Epiphone acoustic archtop tops were carved from 2 inch thick blocks of fine grained spruce, that were split longitudinally and glued together side to side, often refered to as “bookmatched” (see Lutherie.net). After that, they were rough carved on machines, then handcarved and graduated to the final dimensions.
“Before cutting the f-holes, cloth (or wooden) strips were often glued in at strategic places to prevent splitting along the wood grain. There is also a cleat at the f-hole, obviously a later repair.” (Wiedler : close-up # 27)
Epiphone archtop tops were parallel braced. Bracing has two primary functions: it keeps the guitar from collapsing under string tension and it shapes the guitar’s sound. The term “parallel bracing” is actually a misnomer, because the bass brace does project in a different angle towards the endblock than the treble brace. The bass braces had a rounded profile, while the treble braces were tapered to a fine edge. The ends of both braces were trimmed to enhance tone and to make neat joints with the kerfing of the top. The neck- and endblocks were generally made of mahogany.
The backs of the high-end instruments were carved in a similar manner to the tops and from solid blocks of the same woods as the rims: mahogany, maple or American walnut. Lower line instruments were made with pressed (solid and laminated) backs. see pictures
The earliest rims were made from solid sheets of the same wood as the backs and hand bent to the proper shape. In 1940 Epiphone generally switched from hand bent solid sheet rims to machine pressed laminated rims.
Body depth on acoustic Epiphone archtops was standard at 3 3/8 inch, though the actual depth could vary by as much as 1/8 inch, depending on the final thickness of the top and back. Epiphone used the following terms to describe body sizes:
In 1935 all Epiphone guitars were raised one body size : 17 3/8 inch (circa 44 cm) and 18 ½ inch (circa 47 cm) for Emperor and some De Luxes. This advanced size was introduced in response to Gibson’s move to larger sized instruments.
The single Venetian cutaway – first utilized on the very limited production of the Soloist in 1940 – was offered as a standard option on the Emperor, De Luxe, Broadway and Triumph. Wiedler wrote us July 2015: “In the 1948 March 15 price list the cutaway models were named ADVANCED see picture . In the 1949 March 1 price list they were called REGENT see picture. However many of the earliest c.1949 cutaway models actually have CUTAWAY typed on the label.

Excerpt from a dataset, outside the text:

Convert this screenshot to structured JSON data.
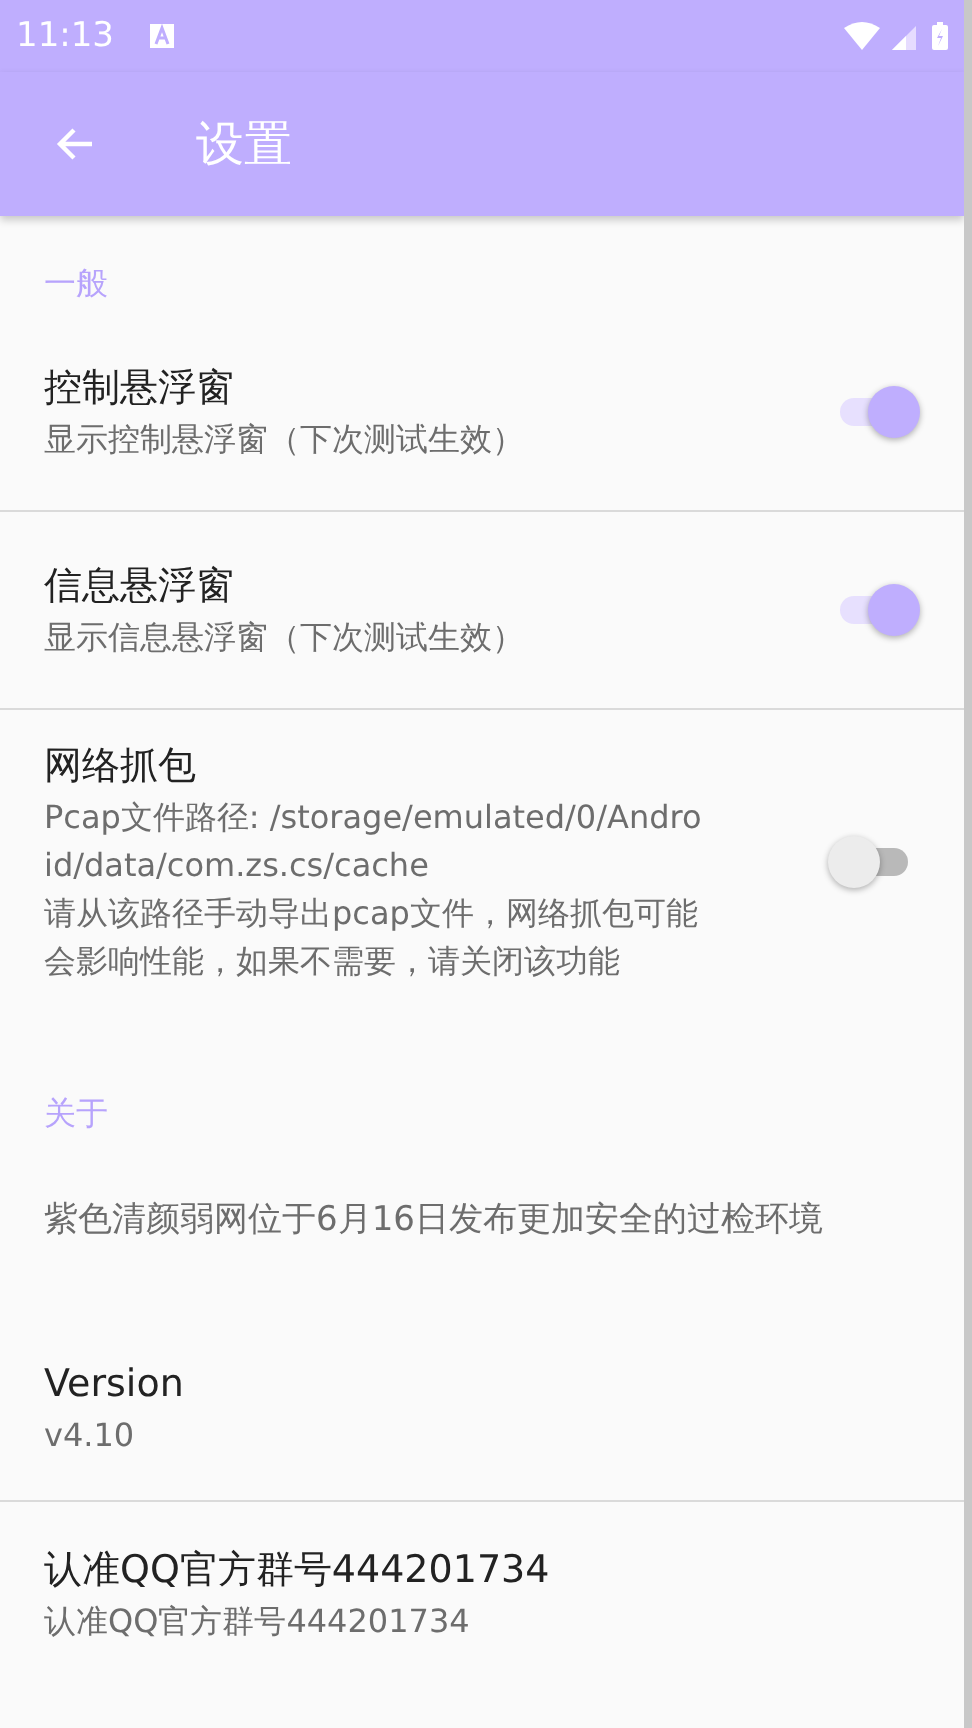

After c. 1954 (SN 68400) all labels have CUTAWAY typed on the label.”
Epiphone used on all instruments Dupont cellulose nitrate plastic material called Pyralin in the 1930s, referred to as ivoroid in the 1940s and 1950s. The complexity of binding increased up the line, from a single white strip on the less expensive guitars to an elaborate, thirteen-ply white/black pattern on the body of the Emperor.
Epiphone used a nitrocellulose lacquer on all their instruments. Until approximately 1939 a golden sunburst adorned all guitars. After that a natural finish was offered on the Emperor and De Luxe. By 1941 this option was also available on the Broadway, Triumph, Blackstone, Spartan and Ritz. After the introduction of the natural option, the sunburst finish was referred to as “regular” finish.
In 1943 the top finish of archtops changed to an opaque quality – in both sunburst and blonde finish instruments, the latter showing an “ivory opaque” top finish often yellowed today. I believe that the opaque finish was actually introduced to conceal the wood grain, because during the war years shortages in top quality spruce seem to have prompted Epiphone to use a different wood species for some carved tops – possibly birch or poplar(?). There are examples stripped of their originally opaque finish showing an unusual wood grain pattern. However so far I never had the opportunity to personally examine such an example. (Wiedler : close-up # 02)
Epiphone catalog 1942
NOTE: Epiphone guaranteed “All models for the life of the instrument” (cat. 1932), but “metal and other parts that recieve wear, excepted” (cat. 1934), since they don’t last such a long period. Therefore many of the historic guitars most likely don’t have their original binding (fully or partly rebound) or original finish anymore (fully refinished, partly refinished or touched up).
Felix Wiedler, NY Epi Reg
Jim Fisch & L.B. Fred, The House of Stathopoulo, 1996, pp. 66-77